* [Exercise]
Count how many lines below contain the word "name", then give that number alone.

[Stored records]
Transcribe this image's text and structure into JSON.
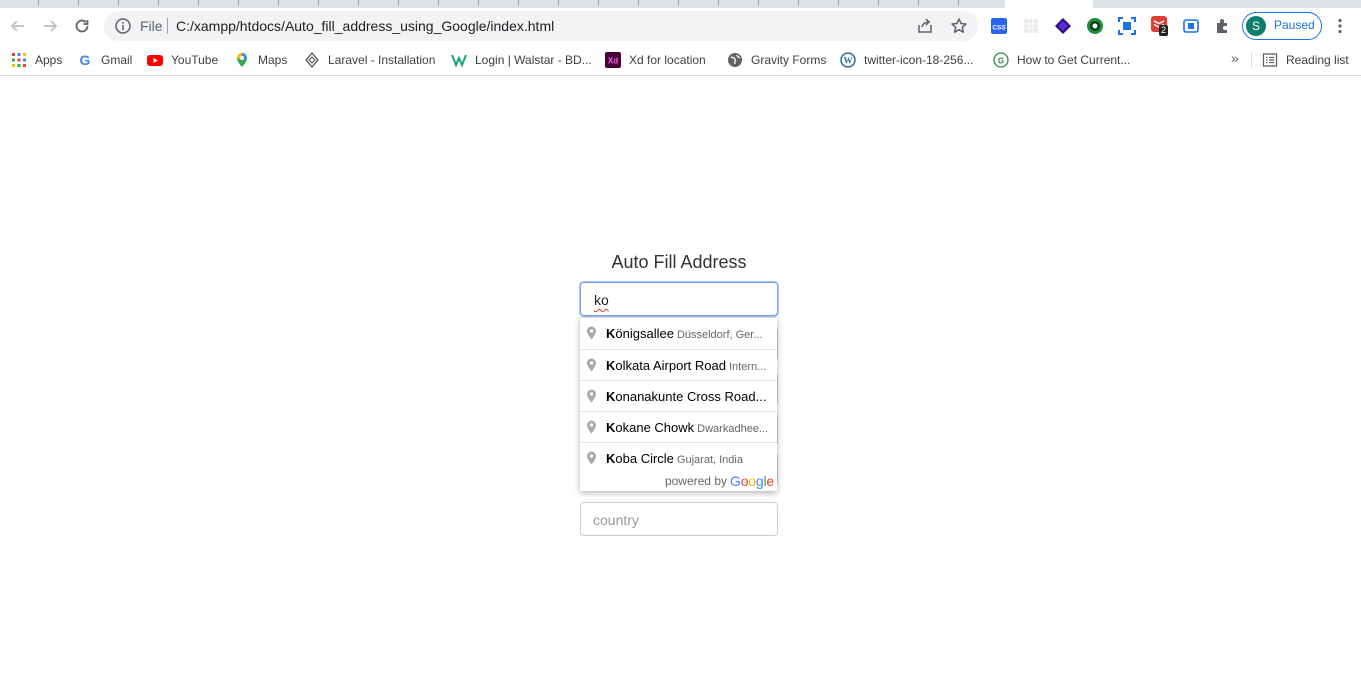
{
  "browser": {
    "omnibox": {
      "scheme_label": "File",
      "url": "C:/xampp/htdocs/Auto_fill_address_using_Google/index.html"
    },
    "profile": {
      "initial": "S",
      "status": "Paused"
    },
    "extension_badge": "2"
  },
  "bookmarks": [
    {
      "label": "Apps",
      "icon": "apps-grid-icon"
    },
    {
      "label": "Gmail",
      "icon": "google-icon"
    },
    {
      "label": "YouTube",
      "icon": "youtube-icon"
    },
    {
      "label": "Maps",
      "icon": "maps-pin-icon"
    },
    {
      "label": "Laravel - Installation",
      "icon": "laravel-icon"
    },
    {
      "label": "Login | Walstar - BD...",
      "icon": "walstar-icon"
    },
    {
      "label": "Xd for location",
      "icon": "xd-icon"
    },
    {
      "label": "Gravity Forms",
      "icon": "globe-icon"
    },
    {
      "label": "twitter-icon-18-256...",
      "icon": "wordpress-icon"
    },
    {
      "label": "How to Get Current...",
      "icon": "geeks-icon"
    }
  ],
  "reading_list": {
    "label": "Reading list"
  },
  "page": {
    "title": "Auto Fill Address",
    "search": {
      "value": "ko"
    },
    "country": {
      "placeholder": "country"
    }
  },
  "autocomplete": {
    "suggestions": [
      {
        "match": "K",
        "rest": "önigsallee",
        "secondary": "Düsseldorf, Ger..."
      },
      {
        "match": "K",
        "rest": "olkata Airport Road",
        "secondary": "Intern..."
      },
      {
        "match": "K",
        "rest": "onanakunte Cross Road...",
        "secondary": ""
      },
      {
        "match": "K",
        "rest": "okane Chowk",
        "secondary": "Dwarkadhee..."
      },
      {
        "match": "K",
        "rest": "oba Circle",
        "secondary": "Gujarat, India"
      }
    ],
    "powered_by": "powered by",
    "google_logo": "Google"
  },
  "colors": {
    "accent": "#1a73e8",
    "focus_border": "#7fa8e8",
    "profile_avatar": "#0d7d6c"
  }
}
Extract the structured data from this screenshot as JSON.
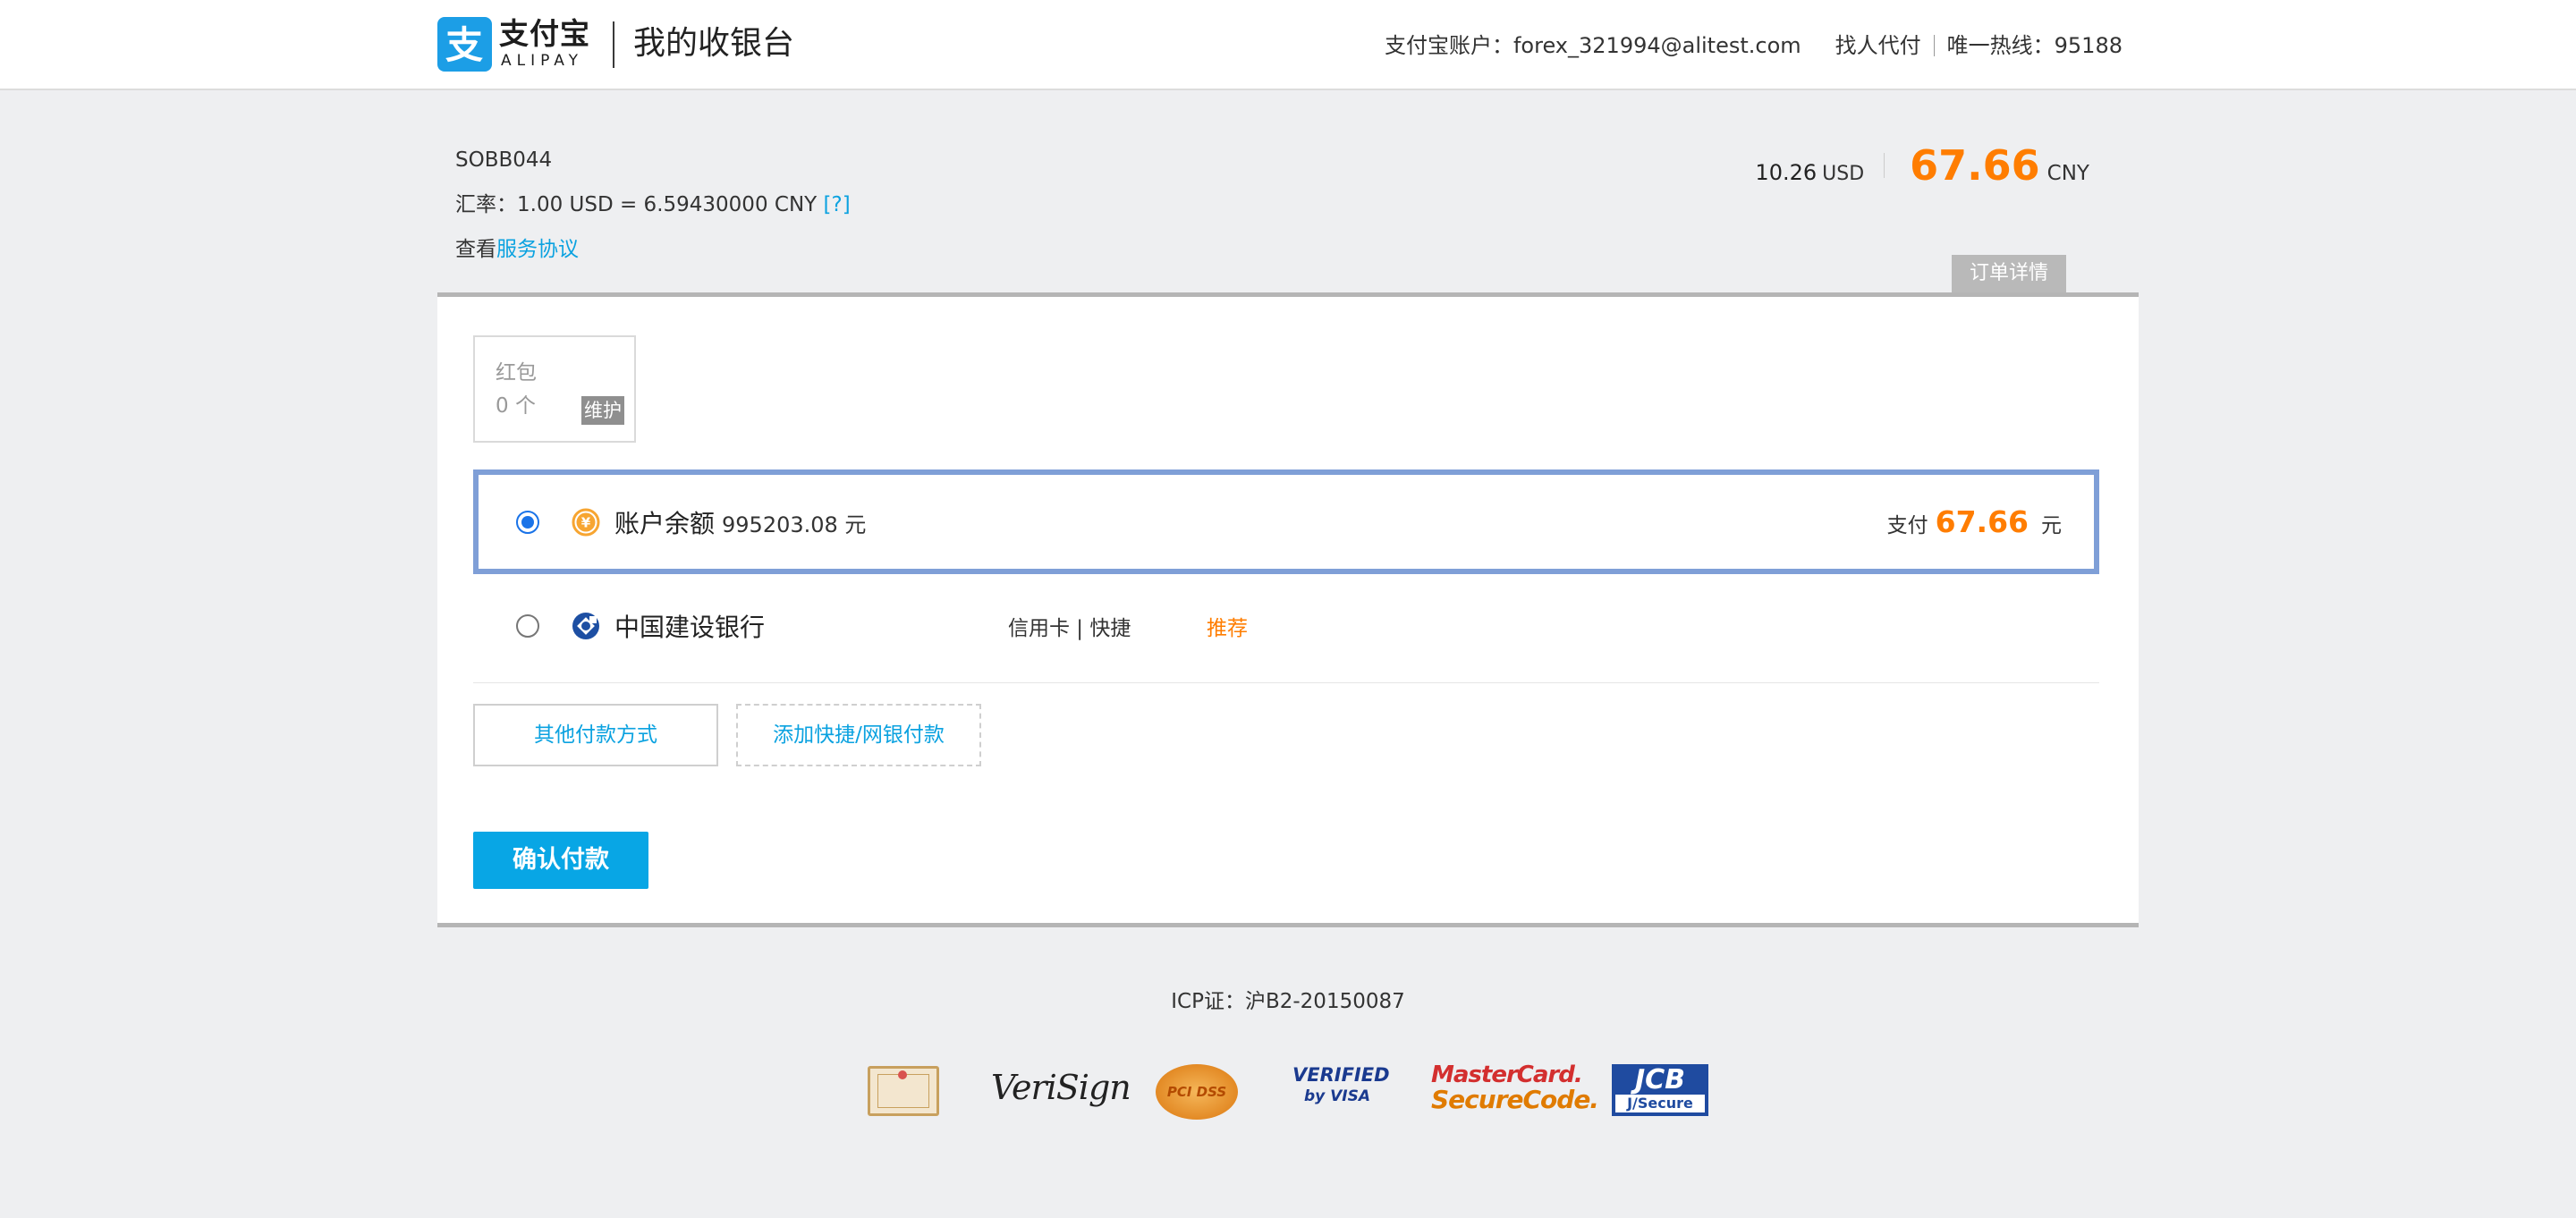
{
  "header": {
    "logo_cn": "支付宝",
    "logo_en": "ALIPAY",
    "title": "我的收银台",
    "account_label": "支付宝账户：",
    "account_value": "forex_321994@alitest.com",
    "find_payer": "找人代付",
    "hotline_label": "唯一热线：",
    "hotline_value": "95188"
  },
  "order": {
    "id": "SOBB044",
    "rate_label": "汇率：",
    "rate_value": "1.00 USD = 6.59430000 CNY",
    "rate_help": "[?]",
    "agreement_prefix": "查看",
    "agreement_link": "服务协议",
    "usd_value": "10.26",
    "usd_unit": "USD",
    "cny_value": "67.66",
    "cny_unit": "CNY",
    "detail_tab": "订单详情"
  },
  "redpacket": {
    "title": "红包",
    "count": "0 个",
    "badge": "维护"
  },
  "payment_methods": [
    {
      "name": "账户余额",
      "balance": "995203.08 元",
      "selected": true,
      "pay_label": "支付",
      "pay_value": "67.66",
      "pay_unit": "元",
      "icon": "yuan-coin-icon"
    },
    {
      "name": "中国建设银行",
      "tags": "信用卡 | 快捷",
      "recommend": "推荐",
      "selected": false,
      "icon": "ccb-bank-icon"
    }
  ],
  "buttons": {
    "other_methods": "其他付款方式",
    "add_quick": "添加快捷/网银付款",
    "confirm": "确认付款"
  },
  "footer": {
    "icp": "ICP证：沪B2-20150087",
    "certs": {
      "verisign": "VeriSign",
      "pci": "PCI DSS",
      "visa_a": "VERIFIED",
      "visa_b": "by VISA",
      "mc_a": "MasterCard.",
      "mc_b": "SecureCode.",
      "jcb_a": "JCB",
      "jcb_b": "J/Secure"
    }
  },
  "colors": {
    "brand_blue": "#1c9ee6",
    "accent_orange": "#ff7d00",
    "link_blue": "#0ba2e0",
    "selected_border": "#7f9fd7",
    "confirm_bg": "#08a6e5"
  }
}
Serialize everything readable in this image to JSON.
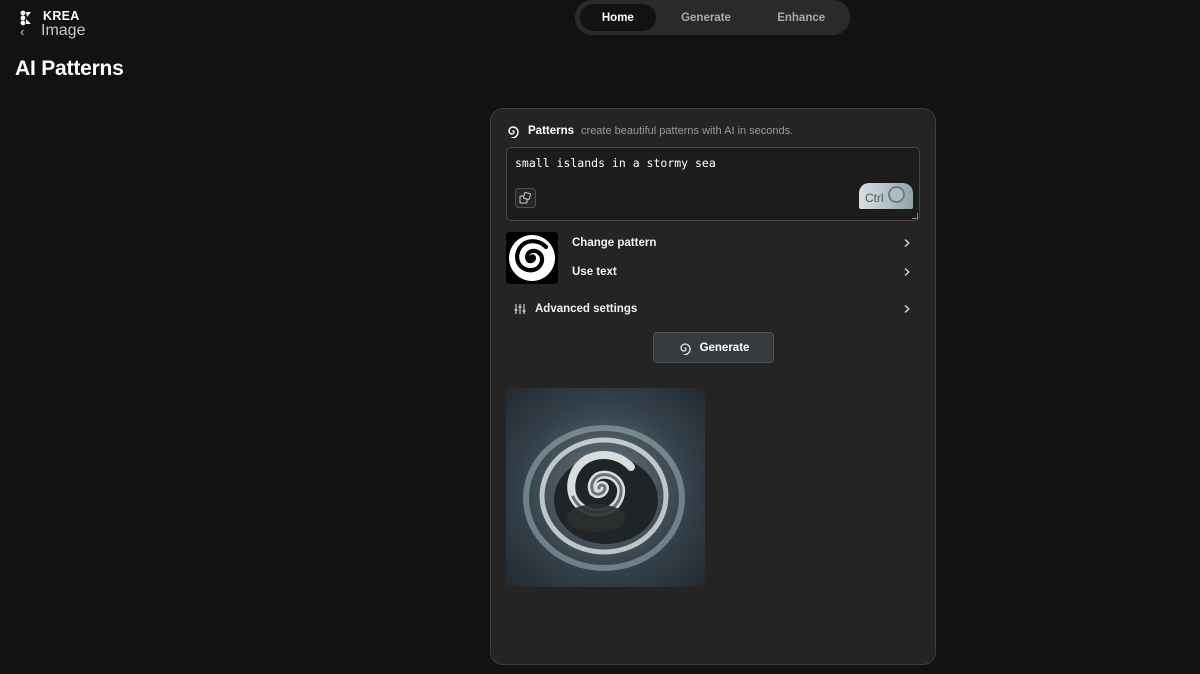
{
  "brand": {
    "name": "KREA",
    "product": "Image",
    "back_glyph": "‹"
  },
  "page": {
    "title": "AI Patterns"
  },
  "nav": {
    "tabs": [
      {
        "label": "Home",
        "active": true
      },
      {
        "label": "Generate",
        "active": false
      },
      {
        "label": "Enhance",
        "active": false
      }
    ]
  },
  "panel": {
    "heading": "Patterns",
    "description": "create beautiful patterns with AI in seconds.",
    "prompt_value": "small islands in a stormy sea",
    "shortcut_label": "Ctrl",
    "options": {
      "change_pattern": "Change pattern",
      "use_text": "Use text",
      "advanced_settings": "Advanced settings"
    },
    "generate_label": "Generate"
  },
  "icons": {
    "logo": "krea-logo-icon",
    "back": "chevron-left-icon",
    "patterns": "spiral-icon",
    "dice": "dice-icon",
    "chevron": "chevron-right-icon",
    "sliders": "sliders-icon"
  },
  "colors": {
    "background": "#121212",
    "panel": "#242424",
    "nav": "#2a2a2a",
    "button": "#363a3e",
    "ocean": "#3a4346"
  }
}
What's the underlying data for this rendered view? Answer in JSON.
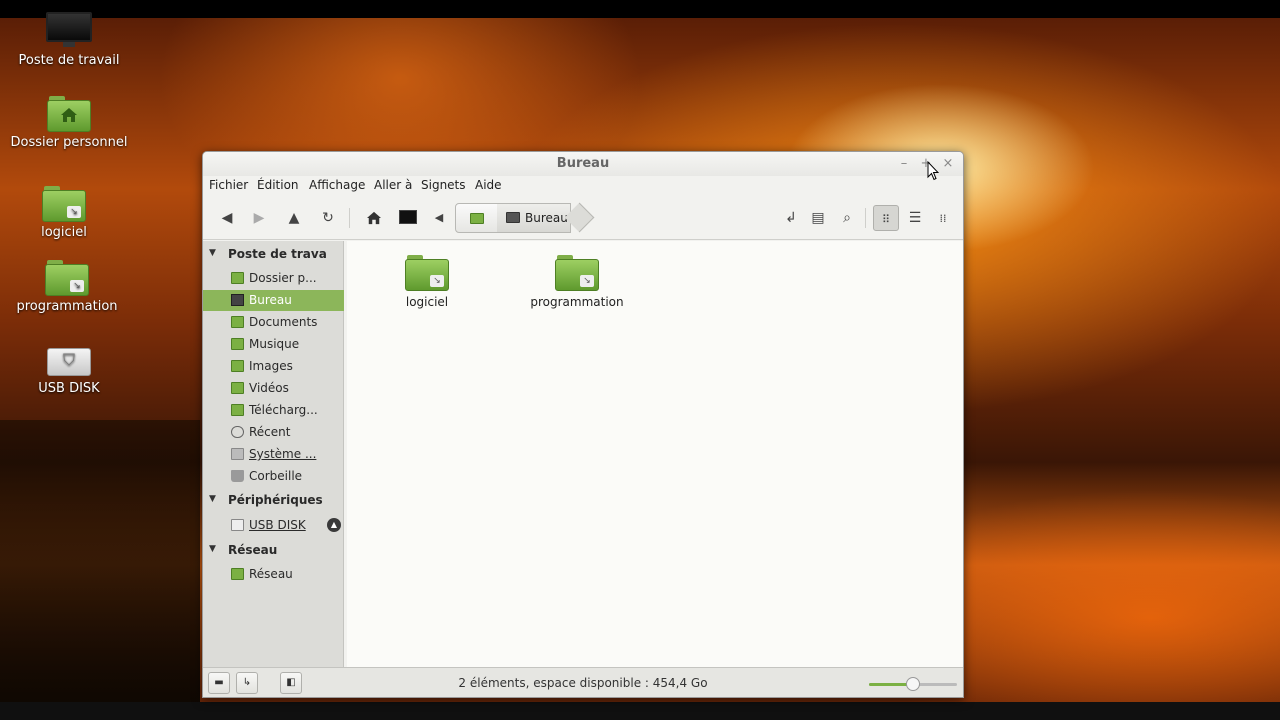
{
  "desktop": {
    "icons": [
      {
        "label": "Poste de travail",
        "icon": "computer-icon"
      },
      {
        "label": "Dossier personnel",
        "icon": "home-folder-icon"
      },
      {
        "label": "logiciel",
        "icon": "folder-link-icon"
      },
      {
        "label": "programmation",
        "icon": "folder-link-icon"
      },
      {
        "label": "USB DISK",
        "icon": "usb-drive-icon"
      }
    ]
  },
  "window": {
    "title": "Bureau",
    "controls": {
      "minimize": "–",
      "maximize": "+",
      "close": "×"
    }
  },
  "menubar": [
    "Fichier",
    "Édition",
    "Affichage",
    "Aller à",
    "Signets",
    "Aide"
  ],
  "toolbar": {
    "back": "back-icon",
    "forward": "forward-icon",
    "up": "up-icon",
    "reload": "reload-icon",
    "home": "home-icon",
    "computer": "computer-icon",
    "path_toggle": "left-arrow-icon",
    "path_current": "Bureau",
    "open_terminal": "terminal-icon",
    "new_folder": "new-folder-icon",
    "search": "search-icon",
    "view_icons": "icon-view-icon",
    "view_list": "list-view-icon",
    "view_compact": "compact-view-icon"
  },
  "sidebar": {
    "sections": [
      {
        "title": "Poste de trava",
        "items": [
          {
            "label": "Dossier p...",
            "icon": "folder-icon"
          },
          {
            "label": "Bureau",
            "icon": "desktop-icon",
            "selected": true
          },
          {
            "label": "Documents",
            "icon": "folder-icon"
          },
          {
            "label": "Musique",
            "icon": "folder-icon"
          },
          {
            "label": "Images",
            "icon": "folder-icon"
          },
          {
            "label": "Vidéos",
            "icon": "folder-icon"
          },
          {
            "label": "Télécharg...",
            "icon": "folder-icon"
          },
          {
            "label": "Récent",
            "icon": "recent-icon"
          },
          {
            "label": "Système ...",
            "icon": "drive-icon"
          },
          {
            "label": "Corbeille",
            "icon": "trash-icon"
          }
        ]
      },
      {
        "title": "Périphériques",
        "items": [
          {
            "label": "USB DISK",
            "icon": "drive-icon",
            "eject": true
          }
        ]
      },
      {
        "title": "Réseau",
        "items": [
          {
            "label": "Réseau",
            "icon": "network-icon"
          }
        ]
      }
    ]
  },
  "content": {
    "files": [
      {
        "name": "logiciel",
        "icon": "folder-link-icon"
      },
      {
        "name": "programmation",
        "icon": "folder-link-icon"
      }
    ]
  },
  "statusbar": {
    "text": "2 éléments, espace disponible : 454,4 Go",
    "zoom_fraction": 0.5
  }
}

* [Solved problem]
5